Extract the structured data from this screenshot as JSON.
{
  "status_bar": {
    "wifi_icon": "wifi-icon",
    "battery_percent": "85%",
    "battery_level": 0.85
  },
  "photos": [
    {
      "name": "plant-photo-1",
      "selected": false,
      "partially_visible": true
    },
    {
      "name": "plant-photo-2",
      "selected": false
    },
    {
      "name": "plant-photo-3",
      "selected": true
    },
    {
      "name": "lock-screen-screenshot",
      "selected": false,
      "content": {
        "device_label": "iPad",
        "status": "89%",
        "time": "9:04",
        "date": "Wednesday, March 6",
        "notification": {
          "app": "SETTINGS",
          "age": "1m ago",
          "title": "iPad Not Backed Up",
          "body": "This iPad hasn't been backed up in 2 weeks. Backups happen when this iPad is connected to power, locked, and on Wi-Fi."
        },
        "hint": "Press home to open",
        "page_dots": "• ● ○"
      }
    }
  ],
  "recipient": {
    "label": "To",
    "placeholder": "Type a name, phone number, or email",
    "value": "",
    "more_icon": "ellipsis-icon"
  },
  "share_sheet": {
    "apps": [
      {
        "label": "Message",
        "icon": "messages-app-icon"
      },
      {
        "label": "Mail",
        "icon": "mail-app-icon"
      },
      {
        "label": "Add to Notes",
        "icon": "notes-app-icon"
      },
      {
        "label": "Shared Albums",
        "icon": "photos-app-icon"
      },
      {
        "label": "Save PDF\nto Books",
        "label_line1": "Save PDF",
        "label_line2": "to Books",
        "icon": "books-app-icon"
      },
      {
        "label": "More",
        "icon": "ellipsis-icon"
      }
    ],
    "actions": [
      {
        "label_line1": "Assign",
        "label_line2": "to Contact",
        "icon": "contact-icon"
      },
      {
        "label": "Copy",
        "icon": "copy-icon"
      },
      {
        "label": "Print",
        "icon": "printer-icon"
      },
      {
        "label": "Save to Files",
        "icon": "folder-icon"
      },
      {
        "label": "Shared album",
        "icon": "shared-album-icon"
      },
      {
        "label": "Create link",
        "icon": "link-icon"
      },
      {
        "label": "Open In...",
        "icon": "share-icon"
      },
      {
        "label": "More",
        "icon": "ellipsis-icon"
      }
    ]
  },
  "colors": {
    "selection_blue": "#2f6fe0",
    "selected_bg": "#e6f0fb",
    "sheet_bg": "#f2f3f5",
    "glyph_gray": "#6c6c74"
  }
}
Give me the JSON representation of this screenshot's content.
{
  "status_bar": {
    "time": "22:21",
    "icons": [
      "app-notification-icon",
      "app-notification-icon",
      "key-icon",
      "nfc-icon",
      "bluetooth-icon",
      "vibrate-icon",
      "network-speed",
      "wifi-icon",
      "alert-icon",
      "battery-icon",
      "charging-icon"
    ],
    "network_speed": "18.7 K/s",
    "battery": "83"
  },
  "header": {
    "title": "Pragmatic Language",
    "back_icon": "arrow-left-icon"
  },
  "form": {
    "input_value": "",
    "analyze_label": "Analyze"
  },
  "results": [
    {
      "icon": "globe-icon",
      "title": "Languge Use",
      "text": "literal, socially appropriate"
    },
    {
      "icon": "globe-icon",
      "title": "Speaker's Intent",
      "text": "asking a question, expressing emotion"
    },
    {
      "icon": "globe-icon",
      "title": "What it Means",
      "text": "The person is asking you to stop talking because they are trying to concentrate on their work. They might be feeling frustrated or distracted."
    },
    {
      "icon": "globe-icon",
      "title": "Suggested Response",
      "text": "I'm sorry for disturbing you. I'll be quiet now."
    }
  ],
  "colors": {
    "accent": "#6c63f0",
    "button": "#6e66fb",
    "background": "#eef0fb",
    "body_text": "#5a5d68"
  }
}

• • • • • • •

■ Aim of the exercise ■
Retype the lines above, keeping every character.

■ The answer ■
Extract the structured data from this screenshot as JSON.
{
  "status_bar": {
    "wifi_icon": "wifi-icon",
    "battery_percent": "85%",
    "battery_level": 0.85
  },
  "photos": [
    {
      "name": "plant-photo-1",
      "selected": false,
      "partially_visible": true
    },
    {
      "name": "plant-photo-2",
      "selected": false
    },
    {
      "name": "plant-photo-3",
      "selected": true
    },
    {
      "name": "lock-screen-screenshot",
      "selected": false,
      "content": {
        "device_label": "iPad",
        "status": "89%",
        "time": "9:04",
        "date": "Wednesday, March 6",
        "notification": {
          "app": "SETTINGS",
          "age": "1m ago",
          "title": "iPad Not Backed Up",
          "body": "This iPad hasn't been backed up in 2 weeks. Backups happen when this iPad is connected to power, locked, and on Wi-Fi."
        },
        "hint": "Press home to open",
        "page_dots": "• ● ○"
      }
    }
  ],
  "recipient": {
    "label": "To",
    "placeholder": "Type a name, phone number, or email",
    "value": "",
    "more_icon": "ellipsis-icon"
  },
  "share_sheet": {
    "apps": [
      {
        "label": "Message",
        "icon": "messages-app-icon"
      },
      {
        "label": "Mail",
        "icon": "mail-app-icon"
      },
      {
        "label": "Add to Notes",
        "icon": "notes-app-icon"
      },
      {
        "label": "Shared Albums",
        "icon": "photos-app-icon"
      },
      {
        "label": "Save PDF\nto Books",
        "label_line1": "Save PDF",
        "label_line2": "to Books",
        "icon": "books-app-icon"
      },
      {
        "label": "More",
        "icon": "ellipsis-icon"
      }
    ],
    "actions": [
      {
        "label_line1": "Assign",
        "label_line2": "to Contact",
        "icon": "contact-icon"
      },
      {
        "label": "Copy",
        "icon": "copy-icon"
      },
      {
        "label": "Print",
        "icon": "printer-icon"
      },
      {
        "label": "Save to Files",
        "icon": "folder-icon"
      },
      {
        "label": "Shared album",
        "icon": "shared-album-icon"
      },
      {
        "label": "Create link",
        "icon": "link-icon"
      },
      {
        "label": "Open In...",
        "icon": "share-icon"
      },
      {
        "label": "More",
        "icon": "ellipsis-icon"
      }
    ]
  },
  "colors": {
    "selection_blue": "#2f6fe0",
    "selected_bg": "#e6f0fb",
    "sheet_bg": "#f2f3f5",
    "glyph_gray": "#6c6c74"
  }
}
Give me the JSON representation of this screenshot's content.
{
  "status_bar": {
    "time": "22:21",
    "icons": [
      "app-notification-icon",
      "app-notification-icon",
      "key-icon",
      "nfc-icon",
      "bluetooth-icon",
      "vibrate-icon",
      "network-speed",
      "wifi-icon",
      "alert-icon",
      "battery-icon",
      "charging-icon"
    ],
    "network_speed": "18.7 K/s",
    "battery": "83"
  },
  "header": {
    "title": "Pragmatic Language",
    "back_icon": "arrow-left-icon"
  },
  "form": {
    "input_value": "",
    "analyze_label": "Analyze"
  },
  "results": [
    {
      "icon": "globe-icon",
      "title": "Languge Use",
      "text": "literal, socially appropriate"
    },
    {
      "icon": "globe-icon",
      "title": "Speaker's Intent",
      "text": "asking a question, expressing emotion"
    },
    {
      "icon": "globe-icon",
      "title": "What it Means",
      "text": "The person is asking you to stop talking because they are trying to concentrate on their work. They might be feeling frustrated or distracted."
    },
    {
      "icon": "globe-icon",
      "title": "Suggested Response",
      "text": "I'm sorry for disturbing you. I'll be quiet now."
    }
  ],
  "colors": {
    "accent": "#6c63f0",
    "button": "#6e66fb",
    "background": "#eef0fb",
    "body_text": "#5a5d68"
  }
}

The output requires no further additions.